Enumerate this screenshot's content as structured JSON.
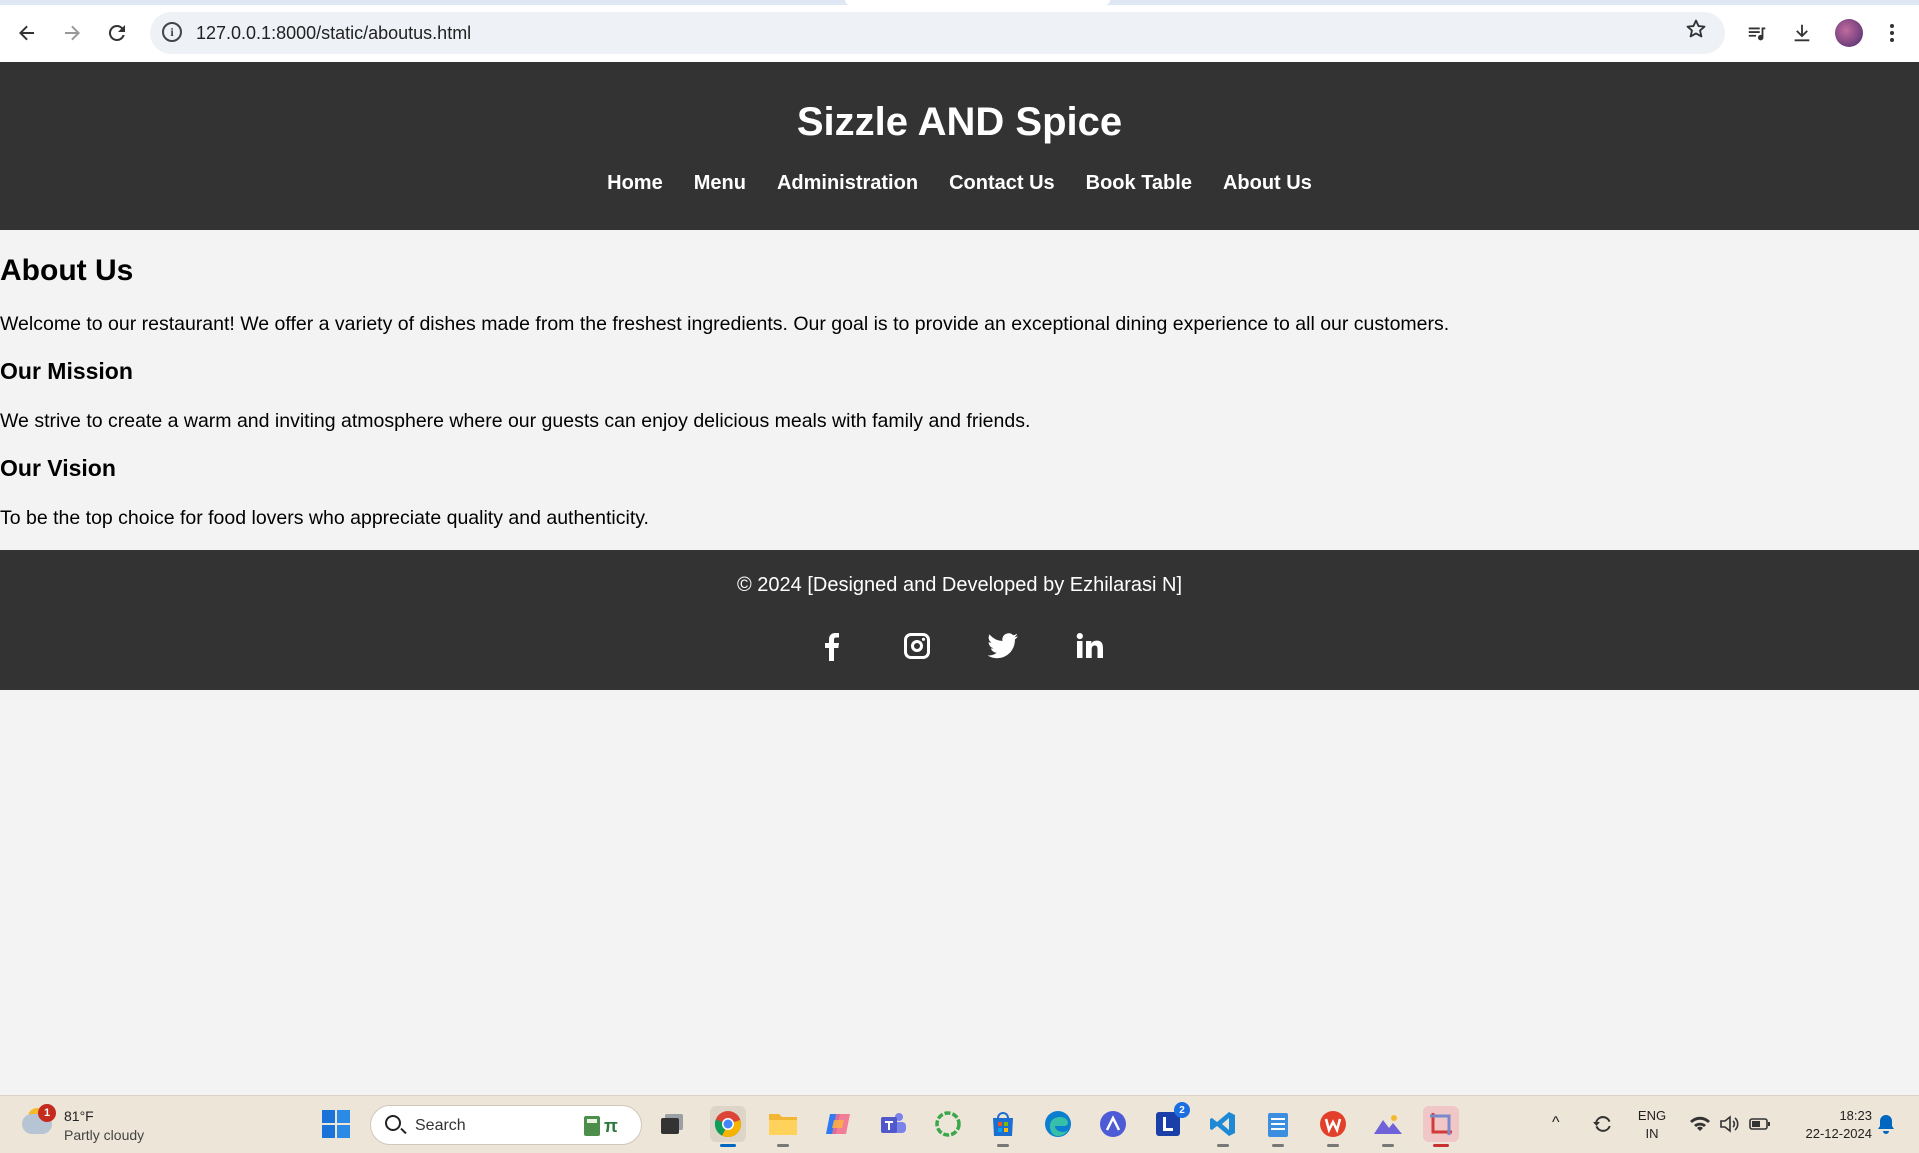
{
  "browser": {
    "url": "127.0.0.1:8000/static/aboutus.html",
    "icons": [
      "back-arrow-icon",
      "forward-arrow-icon",
      "reload-icon",
      "info-icon",
      "bookmark-star-icon",
      "media-icon",
      "download-icon",
      "profile-avatar",
      "menu-dots-icon"
    ]
  },
  "site": {
    "title": "Sizzle AND Spice",
    "nav": [
      "Home",
      "Menu",
      "Administration",
      "Contact Us",
      "Book Table",
      "About Us"
    ]
  },
  "content": {
    "heading": "About Us",
    "intro": "Welcome to our restaurant! We offer a variety of dishes made from the freshest ingredients. Our goal is to provide an exceptional dining experience to all our customers.",
    "mission_heading": "Our Mission",
    "mission_text": "We strive to create a warm and inviting atmosphere where our guests can enjoy delicious meals with family and friends.",
    "vision_heading": "Our Vision",
    "vision_text": "To be the top choice for food lovers who appreciate quality and authenticity."
  },
  "footer": {
    "copyright": "© 2024 [Designed and Developed by Ezhilarasi N]",
    "socials": [
      "facebook-icon",
      "instagram-icon",
      "twitter-icon",
      "linkedin-icon"
    ]
  },
  "taskbar": {
    "weather_badge": "1",
    "temperature": "81°F",
    "condition": "Partly cloudy",
    "search_placeholder": "Search",
    "calc_glyph": "π",
    "lang_top": "ENG",
    "lang_bottom": "IN",
    "time": "18:23",
    "date": "22-12-2024",
    "l_badge": "2",
    "tray_chevron": "^"
  },
  "colors": {
    "header_bg": "#333333",
    "page_bg": "#f3f3f3",
    "taskbar_bg": "#ece5d8"
  }
}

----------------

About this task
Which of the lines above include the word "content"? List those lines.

Result of this task
Enumerate this screenshot's content as structured JSON.
  "content": {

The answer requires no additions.